Kill ’Em All

The stark cover is as menacing as it was when Metallica released its debut record in 1983. The pool of blood. The sledgehammer. The looming shadow of a hand that has just done the unspeakable. Re-released and remastered from the original analog tapes, Kill ’Em All is given new life—available on standard 33 1/3 as well as a deluxe double-45 RPM version (both mastered at half-speed on 180-gram vinyl for you heavy-metal audiophiles). The songs are just as ominous as the album’s sleeve. This is where ’80s American thrash was conceived—birthed by four zit-faced 20-year-olds raised on British metal bands like Motörhead, Venom and Blitzkrieg. But even with its precision and speed, Kill ’Em All still rumbles like a punk record. On songs like “Hit the Lights” and “Metal Militia” (the latter one of the four Dave Mustaine contributions) vocalist/guitarist James Hetfield screams over lightning-fast riffs as his voice threatens to crack.

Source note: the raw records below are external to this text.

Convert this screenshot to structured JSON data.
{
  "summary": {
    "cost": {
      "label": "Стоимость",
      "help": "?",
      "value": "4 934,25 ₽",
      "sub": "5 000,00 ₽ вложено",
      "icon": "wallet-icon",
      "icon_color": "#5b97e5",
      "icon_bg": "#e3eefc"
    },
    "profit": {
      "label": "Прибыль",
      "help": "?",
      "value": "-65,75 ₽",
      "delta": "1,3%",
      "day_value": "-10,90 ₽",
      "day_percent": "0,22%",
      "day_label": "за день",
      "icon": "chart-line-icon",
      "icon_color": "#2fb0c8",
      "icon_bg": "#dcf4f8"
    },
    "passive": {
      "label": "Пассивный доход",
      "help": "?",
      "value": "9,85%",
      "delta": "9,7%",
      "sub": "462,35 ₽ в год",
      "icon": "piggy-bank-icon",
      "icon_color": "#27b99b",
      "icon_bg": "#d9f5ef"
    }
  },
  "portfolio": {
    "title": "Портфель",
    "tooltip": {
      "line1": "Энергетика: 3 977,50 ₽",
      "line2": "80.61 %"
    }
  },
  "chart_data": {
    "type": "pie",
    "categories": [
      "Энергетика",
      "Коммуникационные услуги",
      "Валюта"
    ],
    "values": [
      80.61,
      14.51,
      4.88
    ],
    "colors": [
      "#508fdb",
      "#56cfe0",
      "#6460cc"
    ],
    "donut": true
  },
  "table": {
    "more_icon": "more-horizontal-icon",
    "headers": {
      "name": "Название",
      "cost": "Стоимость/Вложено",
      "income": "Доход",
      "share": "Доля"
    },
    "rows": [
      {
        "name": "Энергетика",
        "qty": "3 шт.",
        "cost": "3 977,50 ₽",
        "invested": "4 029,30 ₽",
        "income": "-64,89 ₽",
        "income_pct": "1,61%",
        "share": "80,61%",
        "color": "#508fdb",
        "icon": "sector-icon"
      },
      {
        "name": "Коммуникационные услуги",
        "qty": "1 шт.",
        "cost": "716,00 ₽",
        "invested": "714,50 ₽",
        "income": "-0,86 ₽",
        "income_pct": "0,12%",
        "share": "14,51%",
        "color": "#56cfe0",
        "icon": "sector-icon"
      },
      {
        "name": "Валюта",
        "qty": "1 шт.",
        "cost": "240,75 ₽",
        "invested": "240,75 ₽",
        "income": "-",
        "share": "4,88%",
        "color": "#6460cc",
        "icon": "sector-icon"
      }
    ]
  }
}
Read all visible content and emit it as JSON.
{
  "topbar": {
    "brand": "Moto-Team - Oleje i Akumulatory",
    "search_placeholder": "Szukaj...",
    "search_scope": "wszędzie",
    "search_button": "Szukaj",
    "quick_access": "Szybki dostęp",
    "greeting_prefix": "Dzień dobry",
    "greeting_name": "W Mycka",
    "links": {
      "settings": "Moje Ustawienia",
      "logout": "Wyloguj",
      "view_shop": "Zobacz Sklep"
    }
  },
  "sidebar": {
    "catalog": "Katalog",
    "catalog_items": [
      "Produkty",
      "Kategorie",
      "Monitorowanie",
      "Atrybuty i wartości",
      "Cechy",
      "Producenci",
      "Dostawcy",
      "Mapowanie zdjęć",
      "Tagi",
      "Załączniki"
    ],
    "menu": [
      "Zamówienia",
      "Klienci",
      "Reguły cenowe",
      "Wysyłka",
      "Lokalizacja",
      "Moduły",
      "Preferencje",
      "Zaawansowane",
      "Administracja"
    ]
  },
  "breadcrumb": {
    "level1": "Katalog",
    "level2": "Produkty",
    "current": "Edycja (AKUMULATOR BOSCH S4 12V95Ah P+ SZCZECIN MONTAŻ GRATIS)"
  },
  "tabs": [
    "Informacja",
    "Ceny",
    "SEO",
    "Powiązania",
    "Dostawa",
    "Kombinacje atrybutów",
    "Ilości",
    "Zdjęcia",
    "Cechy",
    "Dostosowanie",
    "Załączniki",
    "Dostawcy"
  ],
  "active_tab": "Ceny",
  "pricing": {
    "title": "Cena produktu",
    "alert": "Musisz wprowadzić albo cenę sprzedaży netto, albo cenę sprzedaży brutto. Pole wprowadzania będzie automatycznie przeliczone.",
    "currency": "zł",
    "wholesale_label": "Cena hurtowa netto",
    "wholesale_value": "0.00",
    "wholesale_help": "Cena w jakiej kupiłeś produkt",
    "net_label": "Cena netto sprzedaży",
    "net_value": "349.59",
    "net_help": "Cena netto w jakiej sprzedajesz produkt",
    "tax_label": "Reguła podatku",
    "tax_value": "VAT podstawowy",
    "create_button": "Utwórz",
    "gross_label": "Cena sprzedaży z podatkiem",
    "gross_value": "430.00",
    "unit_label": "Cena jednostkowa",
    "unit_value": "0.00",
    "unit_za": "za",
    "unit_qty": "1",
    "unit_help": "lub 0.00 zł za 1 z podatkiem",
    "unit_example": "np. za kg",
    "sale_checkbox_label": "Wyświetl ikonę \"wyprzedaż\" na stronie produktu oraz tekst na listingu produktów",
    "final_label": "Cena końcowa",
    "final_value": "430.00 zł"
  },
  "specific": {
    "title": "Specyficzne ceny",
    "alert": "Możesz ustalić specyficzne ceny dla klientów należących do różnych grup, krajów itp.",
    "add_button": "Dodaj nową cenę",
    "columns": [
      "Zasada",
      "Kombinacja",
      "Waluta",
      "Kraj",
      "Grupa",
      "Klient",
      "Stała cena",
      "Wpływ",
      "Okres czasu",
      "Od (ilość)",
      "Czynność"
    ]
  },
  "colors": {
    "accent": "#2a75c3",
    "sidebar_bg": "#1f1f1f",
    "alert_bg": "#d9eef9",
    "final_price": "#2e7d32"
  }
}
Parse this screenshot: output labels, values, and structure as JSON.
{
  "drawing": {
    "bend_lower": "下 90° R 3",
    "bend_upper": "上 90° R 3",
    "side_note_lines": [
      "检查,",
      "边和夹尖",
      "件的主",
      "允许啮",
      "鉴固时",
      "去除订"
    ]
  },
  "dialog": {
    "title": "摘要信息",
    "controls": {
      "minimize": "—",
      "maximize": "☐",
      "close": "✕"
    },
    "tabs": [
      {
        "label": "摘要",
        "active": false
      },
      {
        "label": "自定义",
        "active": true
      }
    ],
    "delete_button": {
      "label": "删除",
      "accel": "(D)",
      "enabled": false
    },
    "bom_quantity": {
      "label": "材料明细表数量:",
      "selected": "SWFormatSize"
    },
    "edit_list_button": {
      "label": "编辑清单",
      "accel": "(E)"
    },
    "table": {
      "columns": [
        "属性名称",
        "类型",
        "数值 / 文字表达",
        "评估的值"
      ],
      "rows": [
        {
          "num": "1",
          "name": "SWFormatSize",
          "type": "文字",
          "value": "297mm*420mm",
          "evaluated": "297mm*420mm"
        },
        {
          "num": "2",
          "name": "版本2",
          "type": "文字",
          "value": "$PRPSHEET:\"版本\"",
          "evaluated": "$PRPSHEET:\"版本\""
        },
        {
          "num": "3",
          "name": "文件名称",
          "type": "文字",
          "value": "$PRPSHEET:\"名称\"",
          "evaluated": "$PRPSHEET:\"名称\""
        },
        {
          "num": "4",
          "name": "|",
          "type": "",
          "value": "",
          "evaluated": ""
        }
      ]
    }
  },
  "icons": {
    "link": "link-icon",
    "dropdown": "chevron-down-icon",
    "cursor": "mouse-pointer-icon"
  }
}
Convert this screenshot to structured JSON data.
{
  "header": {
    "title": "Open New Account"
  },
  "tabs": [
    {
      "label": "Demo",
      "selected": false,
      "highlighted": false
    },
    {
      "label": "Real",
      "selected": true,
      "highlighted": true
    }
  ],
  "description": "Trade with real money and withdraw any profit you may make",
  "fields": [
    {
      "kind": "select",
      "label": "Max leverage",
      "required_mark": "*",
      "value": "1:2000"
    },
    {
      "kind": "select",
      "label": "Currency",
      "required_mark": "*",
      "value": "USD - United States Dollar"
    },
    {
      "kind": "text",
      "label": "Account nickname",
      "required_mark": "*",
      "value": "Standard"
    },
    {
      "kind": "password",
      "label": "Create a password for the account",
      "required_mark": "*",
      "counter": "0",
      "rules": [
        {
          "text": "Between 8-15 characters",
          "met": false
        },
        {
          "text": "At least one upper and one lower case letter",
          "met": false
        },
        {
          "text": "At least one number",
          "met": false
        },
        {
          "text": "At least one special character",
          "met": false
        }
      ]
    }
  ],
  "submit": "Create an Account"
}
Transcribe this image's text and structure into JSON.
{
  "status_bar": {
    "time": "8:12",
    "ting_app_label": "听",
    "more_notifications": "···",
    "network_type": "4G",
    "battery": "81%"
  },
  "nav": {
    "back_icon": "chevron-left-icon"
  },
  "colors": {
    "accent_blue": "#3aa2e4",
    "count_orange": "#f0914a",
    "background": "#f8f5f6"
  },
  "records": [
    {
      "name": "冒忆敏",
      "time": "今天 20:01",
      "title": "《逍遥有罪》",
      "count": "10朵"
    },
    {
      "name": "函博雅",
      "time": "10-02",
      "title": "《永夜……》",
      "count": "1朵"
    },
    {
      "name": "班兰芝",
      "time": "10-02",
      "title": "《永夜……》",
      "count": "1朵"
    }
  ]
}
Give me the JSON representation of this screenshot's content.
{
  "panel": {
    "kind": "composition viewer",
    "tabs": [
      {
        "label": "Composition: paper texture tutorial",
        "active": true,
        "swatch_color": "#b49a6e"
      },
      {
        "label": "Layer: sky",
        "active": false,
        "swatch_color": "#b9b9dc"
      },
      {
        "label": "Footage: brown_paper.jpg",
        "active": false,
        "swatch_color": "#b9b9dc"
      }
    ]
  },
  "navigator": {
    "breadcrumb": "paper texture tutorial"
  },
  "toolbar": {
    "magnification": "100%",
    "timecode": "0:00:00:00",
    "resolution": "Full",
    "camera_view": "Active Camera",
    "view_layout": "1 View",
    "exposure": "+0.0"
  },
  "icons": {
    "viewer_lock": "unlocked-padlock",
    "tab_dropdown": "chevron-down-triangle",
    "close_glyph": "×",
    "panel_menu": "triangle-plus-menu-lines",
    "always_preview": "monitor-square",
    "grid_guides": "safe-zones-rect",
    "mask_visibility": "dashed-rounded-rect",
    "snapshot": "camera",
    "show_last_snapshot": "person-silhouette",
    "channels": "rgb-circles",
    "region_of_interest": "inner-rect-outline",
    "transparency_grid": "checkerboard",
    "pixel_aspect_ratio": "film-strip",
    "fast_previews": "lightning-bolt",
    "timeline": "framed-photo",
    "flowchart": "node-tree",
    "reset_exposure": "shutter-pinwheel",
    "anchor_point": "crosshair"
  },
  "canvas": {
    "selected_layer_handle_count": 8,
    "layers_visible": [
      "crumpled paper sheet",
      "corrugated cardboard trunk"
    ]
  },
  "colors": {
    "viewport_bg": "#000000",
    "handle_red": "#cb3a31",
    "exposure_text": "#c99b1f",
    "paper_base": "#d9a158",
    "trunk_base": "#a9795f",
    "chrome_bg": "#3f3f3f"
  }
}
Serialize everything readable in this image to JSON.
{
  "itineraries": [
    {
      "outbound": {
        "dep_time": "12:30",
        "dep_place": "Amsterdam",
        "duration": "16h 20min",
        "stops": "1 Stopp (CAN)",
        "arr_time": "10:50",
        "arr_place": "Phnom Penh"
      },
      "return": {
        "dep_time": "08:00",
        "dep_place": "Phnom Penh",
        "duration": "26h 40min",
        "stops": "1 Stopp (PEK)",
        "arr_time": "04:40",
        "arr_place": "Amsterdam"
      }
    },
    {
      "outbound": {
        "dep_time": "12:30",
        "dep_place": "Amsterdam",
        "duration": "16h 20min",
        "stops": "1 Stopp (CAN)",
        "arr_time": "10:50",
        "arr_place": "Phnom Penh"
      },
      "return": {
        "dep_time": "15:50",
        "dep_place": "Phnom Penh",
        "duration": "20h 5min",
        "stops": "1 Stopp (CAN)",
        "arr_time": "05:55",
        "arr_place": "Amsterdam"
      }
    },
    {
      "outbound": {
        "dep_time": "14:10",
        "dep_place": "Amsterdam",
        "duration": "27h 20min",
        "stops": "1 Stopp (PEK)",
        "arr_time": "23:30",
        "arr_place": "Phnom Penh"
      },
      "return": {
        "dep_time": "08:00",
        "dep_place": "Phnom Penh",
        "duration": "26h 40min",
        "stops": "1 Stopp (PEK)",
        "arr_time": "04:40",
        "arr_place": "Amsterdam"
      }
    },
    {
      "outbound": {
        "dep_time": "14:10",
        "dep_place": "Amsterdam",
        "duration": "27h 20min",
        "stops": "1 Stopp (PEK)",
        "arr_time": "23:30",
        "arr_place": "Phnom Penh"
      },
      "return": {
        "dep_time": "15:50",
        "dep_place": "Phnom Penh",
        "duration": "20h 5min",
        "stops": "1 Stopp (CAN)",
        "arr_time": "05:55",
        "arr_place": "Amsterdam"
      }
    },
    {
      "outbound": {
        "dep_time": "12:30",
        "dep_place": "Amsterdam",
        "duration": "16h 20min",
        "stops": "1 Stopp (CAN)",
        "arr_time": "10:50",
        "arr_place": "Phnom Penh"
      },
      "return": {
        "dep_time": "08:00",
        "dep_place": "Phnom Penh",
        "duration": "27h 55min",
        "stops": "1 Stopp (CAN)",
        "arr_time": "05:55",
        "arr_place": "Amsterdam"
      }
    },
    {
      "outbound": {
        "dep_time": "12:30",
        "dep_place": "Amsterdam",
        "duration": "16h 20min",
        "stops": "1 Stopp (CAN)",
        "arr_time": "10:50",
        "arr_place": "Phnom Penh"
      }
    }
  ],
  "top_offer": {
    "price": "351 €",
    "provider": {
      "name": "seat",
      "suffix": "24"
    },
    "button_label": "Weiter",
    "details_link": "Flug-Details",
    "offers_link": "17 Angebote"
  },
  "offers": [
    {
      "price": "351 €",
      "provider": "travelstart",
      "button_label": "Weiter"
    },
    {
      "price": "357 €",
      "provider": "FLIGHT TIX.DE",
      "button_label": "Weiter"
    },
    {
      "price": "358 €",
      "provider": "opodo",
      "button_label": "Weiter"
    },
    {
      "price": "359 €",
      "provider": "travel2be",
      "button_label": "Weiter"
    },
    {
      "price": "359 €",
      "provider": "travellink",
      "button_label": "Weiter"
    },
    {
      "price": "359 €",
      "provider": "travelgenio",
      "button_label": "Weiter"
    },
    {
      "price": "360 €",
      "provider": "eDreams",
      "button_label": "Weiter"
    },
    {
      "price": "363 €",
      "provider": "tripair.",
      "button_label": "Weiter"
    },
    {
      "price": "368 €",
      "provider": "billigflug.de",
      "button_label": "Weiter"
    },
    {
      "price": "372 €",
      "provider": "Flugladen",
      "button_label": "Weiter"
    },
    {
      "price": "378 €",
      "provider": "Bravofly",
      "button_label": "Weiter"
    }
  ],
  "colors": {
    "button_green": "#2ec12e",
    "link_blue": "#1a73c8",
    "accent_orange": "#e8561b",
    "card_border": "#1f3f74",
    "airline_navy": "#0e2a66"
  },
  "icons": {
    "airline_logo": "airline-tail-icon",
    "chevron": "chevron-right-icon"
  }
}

Bassist Cliff Burton’s distorted instrumental, “(Anesthesia) Pulling Teeth,” still looms large—the song, like the album itself, shows a young band whose raw energy would never be captured quite the same way again on tape.